Are there really many short-term or long-term benefits to unschooling? Is it a wise decision for the child? What are the pros and cons?
There are many unschooling benefits that people overlook. Since education begins at birth many don’t realize that children are already unschooled yet learning.
Unschooling reduces stress for both parents and children. With no pressure on learning, the stress of getting homework done on time, turning in assignments as required and mandatory attendance are all eliminated. Children will learn at their own pace and astonishingly these children want to learn.
Since these children want to learn they are much more likely to put effort into how things work, finishing a good book and figuring out math equations.
Unschoolers tend to get more rest and be more involved in their communities as well as extra curricular activities. Taking away the embarrassment of changing for PE by allowing these students to choose from such classes as Ballet, Tai Kwon Do, other Martial Arts classes or cross country or sports offerings reduces a lot of stress as well.
Students who are unschooled are still being educated contrary to popular belief.
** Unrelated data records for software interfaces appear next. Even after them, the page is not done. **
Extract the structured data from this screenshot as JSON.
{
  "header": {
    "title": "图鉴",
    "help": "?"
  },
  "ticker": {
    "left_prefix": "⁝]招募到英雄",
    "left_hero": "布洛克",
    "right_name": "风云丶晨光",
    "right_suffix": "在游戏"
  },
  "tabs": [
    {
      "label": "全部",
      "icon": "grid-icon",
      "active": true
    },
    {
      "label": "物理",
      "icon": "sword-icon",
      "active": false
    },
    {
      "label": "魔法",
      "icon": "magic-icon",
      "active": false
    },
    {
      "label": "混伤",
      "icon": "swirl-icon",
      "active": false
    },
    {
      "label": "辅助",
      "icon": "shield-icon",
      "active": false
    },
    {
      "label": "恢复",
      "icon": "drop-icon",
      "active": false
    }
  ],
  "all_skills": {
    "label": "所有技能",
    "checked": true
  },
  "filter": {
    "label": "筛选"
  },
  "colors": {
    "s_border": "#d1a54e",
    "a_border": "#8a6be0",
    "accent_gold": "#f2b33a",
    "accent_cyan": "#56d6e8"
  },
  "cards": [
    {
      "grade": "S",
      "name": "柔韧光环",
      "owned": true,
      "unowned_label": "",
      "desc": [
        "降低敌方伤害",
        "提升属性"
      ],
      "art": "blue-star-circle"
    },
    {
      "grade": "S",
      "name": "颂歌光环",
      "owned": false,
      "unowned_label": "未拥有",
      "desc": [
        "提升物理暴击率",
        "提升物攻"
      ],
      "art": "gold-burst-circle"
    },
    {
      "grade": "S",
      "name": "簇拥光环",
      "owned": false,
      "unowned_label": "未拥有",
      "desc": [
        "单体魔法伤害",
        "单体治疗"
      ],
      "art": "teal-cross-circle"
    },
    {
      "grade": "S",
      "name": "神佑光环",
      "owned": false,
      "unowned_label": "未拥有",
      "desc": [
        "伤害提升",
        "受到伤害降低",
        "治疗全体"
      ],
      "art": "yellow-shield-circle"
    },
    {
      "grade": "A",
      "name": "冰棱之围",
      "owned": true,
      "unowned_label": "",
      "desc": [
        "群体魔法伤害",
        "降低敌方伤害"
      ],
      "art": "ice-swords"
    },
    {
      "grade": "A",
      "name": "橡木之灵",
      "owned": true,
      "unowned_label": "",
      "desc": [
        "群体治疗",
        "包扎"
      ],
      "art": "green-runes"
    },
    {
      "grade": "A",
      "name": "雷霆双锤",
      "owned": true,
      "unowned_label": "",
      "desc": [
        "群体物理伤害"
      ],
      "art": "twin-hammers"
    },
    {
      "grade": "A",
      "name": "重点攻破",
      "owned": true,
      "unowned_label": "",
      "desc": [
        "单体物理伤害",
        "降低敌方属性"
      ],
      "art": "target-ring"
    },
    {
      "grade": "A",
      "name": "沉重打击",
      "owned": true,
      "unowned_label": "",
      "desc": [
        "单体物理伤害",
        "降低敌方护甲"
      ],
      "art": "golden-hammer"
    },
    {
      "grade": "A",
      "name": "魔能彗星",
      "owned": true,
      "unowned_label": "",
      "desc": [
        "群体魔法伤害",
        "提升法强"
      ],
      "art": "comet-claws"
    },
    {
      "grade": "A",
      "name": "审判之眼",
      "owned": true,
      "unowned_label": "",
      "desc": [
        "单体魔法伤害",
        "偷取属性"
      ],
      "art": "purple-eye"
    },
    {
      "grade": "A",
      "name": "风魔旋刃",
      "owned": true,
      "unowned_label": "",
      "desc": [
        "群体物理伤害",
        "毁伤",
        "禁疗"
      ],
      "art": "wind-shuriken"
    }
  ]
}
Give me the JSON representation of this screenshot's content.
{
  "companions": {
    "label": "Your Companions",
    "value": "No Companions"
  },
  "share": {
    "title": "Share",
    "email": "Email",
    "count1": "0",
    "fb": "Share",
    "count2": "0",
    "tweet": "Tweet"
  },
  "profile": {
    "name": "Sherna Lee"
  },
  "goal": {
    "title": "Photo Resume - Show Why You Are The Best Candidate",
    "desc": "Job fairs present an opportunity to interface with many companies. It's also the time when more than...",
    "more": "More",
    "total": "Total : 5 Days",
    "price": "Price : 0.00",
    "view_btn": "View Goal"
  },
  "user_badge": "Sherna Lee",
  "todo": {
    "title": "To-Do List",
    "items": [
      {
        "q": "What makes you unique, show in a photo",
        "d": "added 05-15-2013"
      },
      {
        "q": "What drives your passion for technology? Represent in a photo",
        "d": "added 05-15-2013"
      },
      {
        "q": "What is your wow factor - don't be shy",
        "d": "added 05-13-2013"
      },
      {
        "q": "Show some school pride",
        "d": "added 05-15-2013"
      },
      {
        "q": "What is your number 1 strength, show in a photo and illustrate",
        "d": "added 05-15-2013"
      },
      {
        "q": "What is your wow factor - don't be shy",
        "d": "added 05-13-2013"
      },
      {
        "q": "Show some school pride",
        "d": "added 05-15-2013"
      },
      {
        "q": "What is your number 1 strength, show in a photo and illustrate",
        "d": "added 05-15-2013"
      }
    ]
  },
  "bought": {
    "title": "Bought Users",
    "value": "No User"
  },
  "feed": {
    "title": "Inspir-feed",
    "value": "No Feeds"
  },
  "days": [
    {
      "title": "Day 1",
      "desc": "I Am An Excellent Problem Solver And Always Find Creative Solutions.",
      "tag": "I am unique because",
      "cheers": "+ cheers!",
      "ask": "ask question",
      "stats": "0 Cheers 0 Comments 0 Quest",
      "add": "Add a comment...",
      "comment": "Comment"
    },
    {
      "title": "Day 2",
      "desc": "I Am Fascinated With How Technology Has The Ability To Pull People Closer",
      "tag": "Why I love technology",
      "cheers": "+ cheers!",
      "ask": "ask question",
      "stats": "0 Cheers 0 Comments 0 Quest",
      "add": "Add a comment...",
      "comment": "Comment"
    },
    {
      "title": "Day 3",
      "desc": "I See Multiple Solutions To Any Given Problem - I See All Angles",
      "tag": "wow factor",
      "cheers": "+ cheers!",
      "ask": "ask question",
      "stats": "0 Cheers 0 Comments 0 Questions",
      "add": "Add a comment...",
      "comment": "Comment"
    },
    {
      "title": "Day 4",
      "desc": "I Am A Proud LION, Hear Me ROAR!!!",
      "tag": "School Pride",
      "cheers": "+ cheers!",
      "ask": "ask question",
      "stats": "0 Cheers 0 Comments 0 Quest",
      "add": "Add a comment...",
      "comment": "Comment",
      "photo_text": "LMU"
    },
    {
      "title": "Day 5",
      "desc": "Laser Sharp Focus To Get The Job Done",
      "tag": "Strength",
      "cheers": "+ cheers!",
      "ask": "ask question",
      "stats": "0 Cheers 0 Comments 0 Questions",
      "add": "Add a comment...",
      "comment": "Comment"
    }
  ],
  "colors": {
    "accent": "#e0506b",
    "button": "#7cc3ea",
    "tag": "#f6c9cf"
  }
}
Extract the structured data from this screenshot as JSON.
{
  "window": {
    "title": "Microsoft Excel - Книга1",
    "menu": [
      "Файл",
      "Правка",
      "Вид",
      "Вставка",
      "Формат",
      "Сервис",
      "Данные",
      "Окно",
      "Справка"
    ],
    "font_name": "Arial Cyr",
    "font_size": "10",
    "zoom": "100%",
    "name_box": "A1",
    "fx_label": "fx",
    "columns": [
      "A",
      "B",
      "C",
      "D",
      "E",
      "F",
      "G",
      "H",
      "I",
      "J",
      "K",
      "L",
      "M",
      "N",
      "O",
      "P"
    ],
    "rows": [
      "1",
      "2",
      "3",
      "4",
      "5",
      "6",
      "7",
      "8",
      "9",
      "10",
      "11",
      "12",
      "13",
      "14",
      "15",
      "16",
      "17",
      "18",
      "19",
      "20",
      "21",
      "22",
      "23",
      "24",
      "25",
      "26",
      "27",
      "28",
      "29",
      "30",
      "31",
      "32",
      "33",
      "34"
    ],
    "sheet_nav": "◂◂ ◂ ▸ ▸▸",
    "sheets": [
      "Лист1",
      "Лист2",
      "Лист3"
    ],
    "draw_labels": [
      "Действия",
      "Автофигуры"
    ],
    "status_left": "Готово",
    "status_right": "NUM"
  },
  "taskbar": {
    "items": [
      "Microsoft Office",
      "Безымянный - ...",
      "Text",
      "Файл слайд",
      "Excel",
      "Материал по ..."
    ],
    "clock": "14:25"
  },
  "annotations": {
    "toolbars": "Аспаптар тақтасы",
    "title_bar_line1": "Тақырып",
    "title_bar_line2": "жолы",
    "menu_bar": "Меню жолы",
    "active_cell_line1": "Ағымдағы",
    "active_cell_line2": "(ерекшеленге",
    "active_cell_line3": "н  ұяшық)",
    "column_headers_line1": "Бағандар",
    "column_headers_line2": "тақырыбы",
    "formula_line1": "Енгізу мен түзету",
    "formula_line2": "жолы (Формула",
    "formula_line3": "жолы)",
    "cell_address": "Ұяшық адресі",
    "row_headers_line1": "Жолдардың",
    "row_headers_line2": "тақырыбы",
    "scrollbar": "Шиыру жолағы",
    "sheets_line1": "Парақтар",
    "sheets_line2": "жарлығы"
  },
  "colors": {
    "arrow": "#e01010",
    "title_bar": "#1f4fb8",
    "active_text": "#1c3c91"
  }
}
It’s easy to identify a homeschooler by their good manners and desire to learn more about any topic.
While other children are having to struggle with issues of who is the teachers pet and who gets to sit next to the cute girl in class they are being distracted from their learning.
Unschooling benefits students by eliminating such trivial arguments and focusing more on what the child is seeking to learn.
Unschooling isn’t a non supervised educational program. Many parents actually follow a loosely based curriculum and help their child focus on the core subjects that make up public school.
Unschoolers are enthusiastic about school on a daily basis. If they choose to stay up late to complete some task or work they are given that opportunity. Unschooling benefits the family in so many ways and allows so much more family time.
Music – Bama Country by Kevin MacLeod ()